Diamond views invention as basically an accretive process. People seldom invent technologies from scratch, and many of the most important technologies, the steam engine, for example, have been adapted from earlier models:
Edison's famous "invention" of the light bulb...improved on many other incandescent light bulbs patented by many other inventors between 1841 and 1878...Samuel Morse's telegraph was preceded by those of Joseph Henry, William Cooke, and Charles Wheatstone; and Eli Whitney's cotton gin...extended gins that had been cleaning long-staple...cotton for thousands of years.
Additionally, these inventions were also put to uses far different from their original intent. Otto's gasoline engine was almost useless, but it did inspire Gottfried Daimler to put it to use as an engine for an automobile; and James Watt's steam engine,itself adapted from a Thomas Newcomen invention, was originally intended to drive pumps, not locomotives or mill equipment. So invention is not as important as the ability to adapt inventions for profitable use.

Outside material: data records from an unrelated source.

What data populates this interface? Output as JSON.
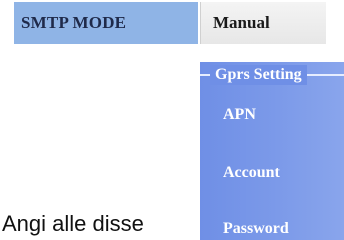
{
  "smtp": {
    "label": "SMTP MODE",
    "value": "Manual"
  },
  "gprs": {
    "title": "Gprs Setting",
    "items": [
      "APN",
      "Account",
      "Password"
    ]
  },
  "caption": "Angi alle disse",
  "colors": {
    "label_bg": "#8fb4e6",
    "panel_bg": "#7c9ae9",
    "panel_text": "#ffffff"
  }
}
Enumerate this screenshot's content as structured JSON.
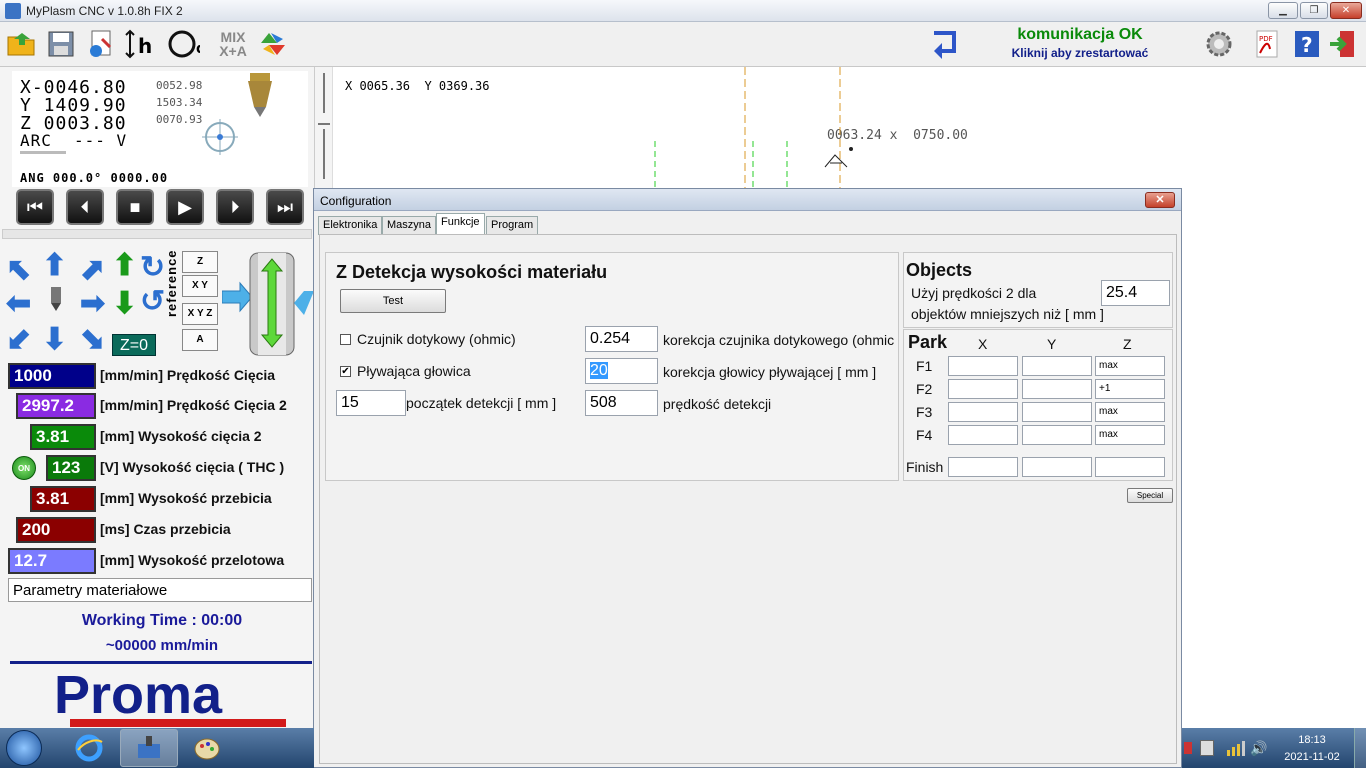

Source: Jared Diamond, Guns, Germs, and Steel: The Fates of Human Societies (New York: W.W. Norton and Company, 1999), 245.